As the popemobile paraded through Las Palmas Air Base in Lima, some of the more than one million people gathered came running to once again receive the Holy Father warmly.

During his homily in the final Mass of his trip to Latin America, though, Pope Francis urged those present to walk at a different pace through their communities, paying close attention to the marginalized people they may have previously overlooked. 

POPE FRANCIS
“They are found along our roadsides, living on the fringes of our cities, and lacking the conditions needed for a dignified existence. It is painful to realize that among these 'urban remnants' all too often we see the faces of children and adolescents.
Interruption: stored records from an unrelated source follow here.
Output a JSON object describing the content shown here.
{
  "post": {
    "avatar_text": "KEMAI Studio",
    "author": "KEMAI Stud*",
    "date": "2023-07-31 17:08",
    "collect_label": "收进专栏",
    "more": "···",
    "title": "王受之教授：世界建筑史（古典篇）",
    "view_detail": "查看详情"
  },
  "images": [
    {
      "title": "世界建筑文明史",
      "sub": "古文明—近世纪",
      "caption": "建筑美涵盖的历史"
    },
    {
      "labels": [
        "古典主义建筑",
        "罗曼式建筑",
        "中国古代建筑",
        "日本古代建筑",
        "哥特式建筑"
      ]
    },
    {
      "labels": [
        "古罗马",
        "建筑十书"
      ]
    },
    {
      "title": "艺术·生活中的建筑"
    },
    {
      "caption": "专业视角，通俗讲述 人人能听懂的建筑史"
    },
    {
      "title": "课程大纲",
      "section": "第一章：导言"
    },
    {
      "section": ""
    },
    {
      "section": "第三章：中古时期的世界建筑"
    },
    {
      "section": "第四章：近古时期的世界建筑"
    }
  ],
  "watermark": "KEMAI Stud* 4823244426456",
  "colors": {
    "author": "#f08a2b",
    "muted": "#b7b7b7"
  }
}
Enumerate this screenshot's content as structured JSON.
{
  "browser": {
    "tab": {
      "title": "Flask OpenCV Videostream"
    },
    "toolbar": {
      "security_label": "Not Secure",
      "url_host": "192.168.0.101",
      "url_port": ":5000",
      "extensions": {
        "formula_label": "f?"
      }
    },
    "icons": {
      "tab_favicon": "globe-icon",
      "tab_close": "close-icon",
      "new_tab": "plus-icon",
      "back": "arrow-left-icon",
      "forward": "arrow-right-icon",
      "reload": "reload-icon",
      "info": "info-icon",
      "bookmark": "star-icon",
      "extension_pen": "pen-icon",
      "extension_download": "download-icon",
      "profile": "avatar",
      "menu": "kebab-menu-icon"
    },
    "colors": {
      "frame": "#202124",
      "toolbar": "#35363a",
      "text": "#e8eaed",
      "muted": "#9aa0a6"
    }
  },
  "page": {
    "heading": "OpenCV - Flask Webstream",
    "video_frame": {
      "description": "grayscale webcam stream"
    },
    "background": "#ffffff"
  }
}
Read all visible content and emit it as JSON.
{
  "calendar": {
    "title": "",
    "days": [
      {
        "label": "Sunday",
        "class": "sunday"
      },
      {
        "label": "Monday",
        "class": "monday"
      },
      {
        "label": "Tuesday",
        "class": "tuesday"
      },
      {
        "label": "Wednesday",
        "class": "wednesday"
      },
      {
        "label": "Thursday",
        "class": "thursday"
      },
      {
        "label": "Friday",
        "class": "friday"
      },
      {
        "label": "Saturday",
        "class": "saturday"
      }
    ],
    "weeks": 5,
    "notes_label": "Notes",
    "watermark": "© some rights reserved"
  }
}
We look at the face of the future.”

Continuing, the pope warned of the “globalization of indifference,” which causes people to disconnect from the needs of others. He likened this phenomenon to the reaction of Jonah in the Bible. 

POPE FRANCIS
“Seeing these things in our cities and our neighbourhoods – which should be places of encounter, solidarity and joy – we end up with what we might call the Jonah syndrome: we lose heart and want to flee. We become indifferent, and as a result, anonymous and deaf to others, cold and hard of heart. When this happens, we wound the soul of our people.”

Thus, as he said the Lord comes to meet each person, Pope Francis encouraged Christians to walk along with God as disciples, being unafraid to show compassion for the “half-citizens” who are disregarded. 

Before concluding the Mass, the pope left Peruvians with a message of gratitude and inspiration, calling their land one of “hope.”

POPE FRANCIS
“Girls and boys, please, don't lose your roots. Grandparents and elders, don't stop spreading the roots of their people to the younger generations and the wisdom of the path to get to heaven. I urge all of you to not be afraid to be the saints of the 21st century.”

Placed on the altar behind the pope was the image of the Lord of Miracles. In the 17th century, the mural miraculously survived an earthquake. Its feast has now become the main Catholic celebration in Peru and one of the largest processions in the world.